[Data shown]
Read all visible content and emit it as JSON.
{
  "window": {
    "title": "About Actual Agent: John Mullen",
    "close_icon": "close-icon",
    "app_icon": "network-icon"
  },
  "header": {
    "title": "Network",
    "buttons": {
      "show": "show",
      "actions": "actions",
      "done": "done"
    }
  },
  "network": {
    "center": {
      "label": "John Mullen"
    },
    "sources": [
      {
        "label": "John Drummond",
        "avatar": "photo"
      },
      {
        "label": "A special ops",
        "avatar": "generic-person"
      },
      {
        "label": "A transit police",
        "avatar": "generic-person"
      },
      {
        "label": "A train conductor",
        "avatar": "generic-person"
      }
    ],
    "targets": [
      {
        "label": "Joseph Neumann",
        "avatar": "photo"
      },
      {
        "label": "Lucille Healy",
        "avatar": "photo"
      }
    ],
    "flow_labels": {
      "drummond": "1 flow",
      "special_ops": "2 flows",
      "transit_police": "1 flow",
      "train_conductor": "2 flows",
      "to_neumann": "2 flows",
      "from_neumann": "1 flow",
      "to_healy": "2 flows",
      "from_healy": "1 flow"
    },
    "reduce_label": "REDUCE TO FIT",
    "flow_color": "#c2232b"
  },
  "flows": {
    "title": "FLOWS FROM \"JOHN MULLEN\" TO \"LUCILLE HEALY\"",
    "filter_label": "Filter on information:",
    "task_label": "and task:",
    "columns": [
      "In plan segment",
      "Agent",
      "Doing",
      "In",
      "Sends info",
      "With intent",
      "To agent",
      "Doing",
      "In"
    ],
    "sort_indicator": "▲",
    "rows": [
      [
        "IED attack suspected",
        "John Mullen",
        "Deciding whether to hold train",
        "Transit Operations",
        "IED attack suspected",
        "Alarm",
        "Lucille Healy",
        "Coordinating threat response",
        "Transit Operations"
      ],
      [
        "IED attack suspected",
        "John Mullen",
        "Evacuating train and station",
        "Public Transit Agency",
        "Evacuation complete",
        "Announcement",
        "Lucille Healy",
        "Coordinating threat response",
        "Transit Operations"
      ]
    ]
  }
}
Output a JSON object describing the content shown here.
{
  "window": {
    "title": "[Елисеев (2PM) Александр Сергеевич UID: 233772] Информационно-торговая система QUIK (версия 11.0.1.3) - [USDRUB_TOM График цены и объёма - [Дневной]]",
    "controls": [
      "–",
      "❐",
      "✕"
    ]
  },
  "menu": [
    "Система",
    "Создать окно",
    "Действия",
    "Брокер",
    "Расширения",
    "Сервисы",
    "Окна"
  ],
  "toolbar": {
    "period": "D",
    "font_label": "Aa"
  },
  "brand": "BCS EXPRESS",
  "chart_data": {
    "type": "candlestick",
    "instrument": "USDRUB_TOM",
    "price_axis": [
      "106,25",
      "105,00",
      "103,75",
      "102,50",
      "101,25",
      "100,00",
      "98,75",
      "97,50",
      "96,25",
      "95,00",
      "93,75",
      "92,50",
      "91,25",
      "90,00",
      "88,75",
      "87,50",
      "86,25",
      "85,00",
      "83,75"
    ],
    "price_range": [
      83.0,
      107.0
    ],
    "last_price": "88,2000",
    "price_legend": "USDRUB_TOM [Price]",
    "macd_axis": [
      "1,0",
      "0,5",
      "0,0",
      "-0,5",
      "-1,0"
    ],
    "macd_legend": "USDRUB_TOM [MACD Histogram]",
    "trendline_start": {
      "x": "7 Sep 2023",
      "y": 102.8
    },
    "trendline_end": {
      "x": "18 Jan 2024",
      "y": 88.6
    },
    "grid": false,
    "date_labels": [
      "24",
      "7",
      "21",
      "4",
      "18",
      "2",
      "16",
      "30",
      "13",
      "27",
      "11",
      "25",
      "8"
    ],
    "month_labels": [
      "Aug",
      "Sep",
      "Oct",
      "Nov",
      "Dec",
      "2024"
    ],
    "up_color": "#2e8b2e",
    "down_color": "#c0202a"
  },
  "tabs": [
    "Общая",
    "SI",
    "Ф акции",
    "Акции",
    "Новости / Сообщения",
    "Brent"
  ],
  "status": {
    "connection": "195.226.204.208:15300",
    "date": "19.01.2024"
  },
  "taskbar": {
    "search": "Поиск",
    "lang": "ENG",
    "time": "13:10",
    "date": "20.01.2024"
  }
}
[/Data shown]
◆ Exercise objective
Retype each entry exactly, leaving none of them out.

◆ Exercise answer
Read all visible content and emit it as JSON.
{
  "window": {
    "title": "About Actual Agent: John Mullen",
    "close_icon": "close-icon",
    "app_icon": "network-icon"
  },
  "header": {
    "title": "Network",
    "buttons": {
      "show": "show",
      "actions": "actions",
      "done": "done"
    }
  },
  "network": {
    "center": {
      "label": "John Mullen"
    },
    "sources": [
      {
        "label": "John Drummond",
        "avatar": "photo"
      },
      {
        "label": "A special ops",
        "avatar": "generic-person"
      },
      {
        "label": "A transit police",
        "avatar": "generic-person"
      },
      {
        "label": "A train conductor",
        "avatar": "generic-person"
      }
    ],
    "targets": [
      {
        "label": "Joseph Neumann",
        "avatar": "photo"
      },
      {
        "label": "Lucille Healy",
        "avatar": "photo"
      }
    ],
    "flow_labels": {
      "drummond": "1 flow",
      "special_ops": "2 flows",
      "transit_police": "1 flow",
      "train_conductor": "2 flows",
      "to_neumann": "2 flows",
      "from_neumann": "1 flow",
      "to_healy": "2 flows",
      "from_healy": "1 flow"
    },
    "reduce_label": "REDUCE TO FIT",
    "flow_color": "#c2232b"
  },
  "flows": {
    "title": "FLOWS FROM \"JOHN MULLEN\" TO \"LUCILLE HEALY\"",
    "filter_label": "Filter on information:",
    "task_label": "and task:",
    "columns": [
      "In plan segment",
      "Agent",
      "Doing",
      "In",
      "Sends info",
      "With intent",
      "To agent",
      "Doing",
      "In"
    ],
    "sort_indicator": "▲",
    "rows": [
      [
        "IED attack suspected",
        "John Mullen",
        "Deciding whether to hold train",
        "Transit Operations",
        "IED attack suspected",
        "Alarm",
        "Lucille Healy",
        "Coordinating threat response",
        "Transit Operations"
      ],
      [
        "IED attack suspected",
        "John Mullen",
        "Evacuating train and station",
        "Public Transit Agency",
        "Evacuation complete",
        "Announcement",
        "Lucille Healy",
        "Coordinating threat response",
        "Transit Operations"
      ]
    ]
  }
}
Output a JSON object describing the content shown here.
{
  "window": {
    "title": "[Елисеев (2PM) Александр Сергеевич UID: 233772] Информационно-торговая система QUIK (версия 11.0.1.3) - [USDRUB_TOM График цены и объёма - [Дневной]]",
    "controls": [
      "–",
      "❐",
      "✕"
    ]
  },
  "menu": [
    "Система",
    "Создать окно",
    "Действия",
    "Брокер",
    "Расширения",
    "Сервисы",
    "Окна"
  ],
  "toolbar": {
    "period": "D",
    "font_label": "Aa"
  },
  "brand": "BCS EXPRESS",
  "chart_data": {
    "type": "candlestick",
    "instrument": "USDRUB_TOM",
    "price_axis": [
      "106,25",
      "105,00",
      "103,75",
      "102,50",
      "101,25",
      "100,00",
      "98,75",
      "97,50",
      "96,25",
      "95,00",
      "93,75",
      "92,50",
      "91,25",
      "90,00",
      "88,75",
      "87,50",
      "86,25",
      "85,00",
      "83,75"
    ],
    "price_range": [
      83.0,
      107.0
    ],
    "last_price": "88,2000",
    "price_legend": "USDRUB_TOM [Price]",
    "macd_axis": [
      "1,0",
      "0,5",
      "0,0",
      "-0,5",
      "-1,0"
    ],
    "macd_legend": "USDRUB_TOM [MACD Histogram]",
    "trendline_start": {
      "x": "7 Sep 2023",
      "y": 102.8
    },
    "trendline_end": {
      "x": "18 Jan 2024",
      "y": 88.6
    },
    "grid": false,
    "date_labels": [
      "24",
      "7",
      "21",
      "4",
      "18",
      "2",
      "16",
      "30",
      "13",
      "27",
      "11",
      "25",
      "8"
    ],
    "month_labels": [
      "Aug",
      "Sep",
      "Oct",
      "Nov",
      "Dec",
      "2024"
    ],
    "up_color": "#2e8b2e",
    "down_color": "#c0202a"
  },
  "tabs": [
    "Общая",
    "SI",
    "Ф акции",
    "Акции",
    "Новости / Сообщения",
    "Brent"
  ],
  "status": {
    "connection": "195.226.204.208:15300",
    "date": "19.01.2024"
  },
  "taskbar": {
    "search": "Поиск",
    "lang": "ENG",
    "time": "13:10",
    "date": "20.01.2024"
  }
}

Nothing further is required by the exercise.